Other little nooks that are starting to come together include the Master Bedroom “Atrium” between the bathroom and closet. We got this brass floor mirror from West Elm so the future owners can look at themselves taking photos (I kid), and of course you guys have seen a peek of that branch chandelier here. Ah to have 10′ ceilings on the first floor and 9′ ceilings on the second floor. Update: these walls are Stonington Gray by Ben Moore.
And we can’t forget that there are six other awesome houses going up right around us for the show – each done by a different team. So the other day we took a super quick field trip (the clock was ticking for preschool pick-up) to see some of the other exteriors. How amazing is this backyard? Pools aren’t super common in Richmond so it’s a nice treat to see one going in. We wouldn’t blame you guys if you just hung out back here during most of the show…
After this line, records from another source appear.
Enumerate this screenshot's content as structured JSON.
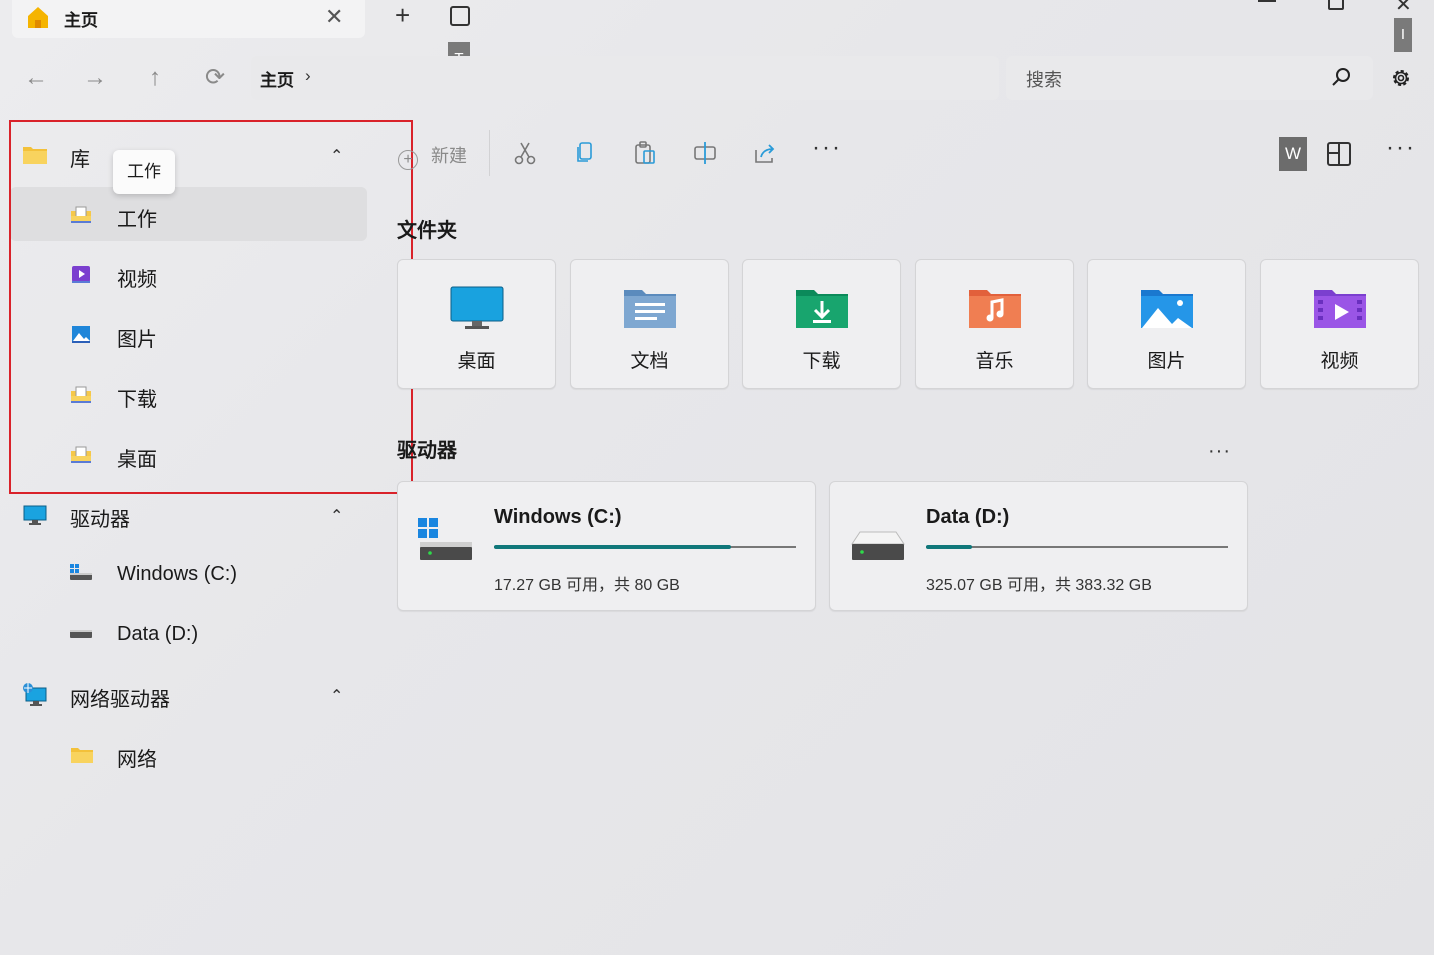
{
  "tab": {
    "title": "主页",
    "close": "✕",
    "new_tab": "+"
  },
  "tooltips": {
    "t": "T",
    "i": "I",
    "work": "工作"
  },
  "nav": {
    "back": "←",
    "forward": "→",
    "up": "↑",
    "refresh": "⟳"
  },
  "breadcrumb": {
    "item": "主页",
    "chevron": "›"
  },
  "search": {
    "placeholder": "搜索"
  },
  "sidebar": {
    "library": {
      "label": "库",
      "chevron": "⌃"
    },
    "library_items": [
      {
        "label": "工作",
        "icon": "doc-folder-icon"
      },
      {
        "label": "视频",
        "icon": "video-icon"
      },
      {
        "label": "图片",
        "icon": "picture-icon"
      },
      {
        "label": "下载",
        "icon": "doc-folder-icon"
      },
      {
        "label": "桌面",
        "icon": "doc-folder-icon"
      }
    ],
    "drives": {
      "label": "驱动器",
      "chevron": "⌃"
    },
    "drive_items": [
      {
        "label": "Windows (C:)"
      },
      {
        "label": "Data (D:)"
      }
    ],
    "network_drives": {
      "label": "网络驱动器",
      "chevron": "⌃"
    },
    "network_items": [
      {
        "label": "网络"
      }
    ]
  },
  "toolbar": {
    "new_label": "新建",
    "more": "···",
    "w": "W",
    "more2": "···"
  },
  "folders": {
    "title": "文件夹",
    "items": [
      {
        "label": "桌面",
        "icon": "desktop-icon"
      },
      {
        "label": "文档",
        "icon": "documents-icon"
      },
      {
        "label": "下载",
        "icon": "downloads-icon"
      },
      {
        "label": "音乐",
        "icon": "music-icon"
      },
      {
        "label": "图片",
        "icon": "pictures-icon"
      },
      {
        "label": "视频",
        "icon": "videos-icon"
      }
    ]
  },
  "drives": {
    "title": "驱动器",
    "more": "···",
    "items": [
      {
        "name": "Windows (C:)",
        "info": "17.27 GB 可用，共 80 GB",
        "used_fraction": 0.784
      },
      {
        "name": "Data (D:)",
        "info": "325.07 GB 可用，共 383.32 GB",
        "used_fraction": 0.152
      }
    ]
  },
  "colors": {
    "accent": "#10777a",
    "highlight_border": "#d9222a"
  }
}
Things are going to be really showhouse heavy in real life for us over the next couple of weeks, so forgive us in advance if we’re behind or off schedule. We don’t want to let down our team or Habitat, so we’re hustling to get this baby done… well… before our other baby is done. We’re supposed to have as much finished as possible by April 4th (yes, a week from today) so it can be photographed by the Homearama organizers and then judged shortly thereafter (we’ll continue tweaking things and tying up loose ends for the following week or two). So we’re basically living out there these days. Good thing there are mattresses now.
PS: For those asking about Homearama tickets, they’re usually $10 (children 18 & under are free) but you can get them for 20% off (and show some love to Habitat if you’re so inclined) here. The show is open Thurs-Sun, the first three weekends of May.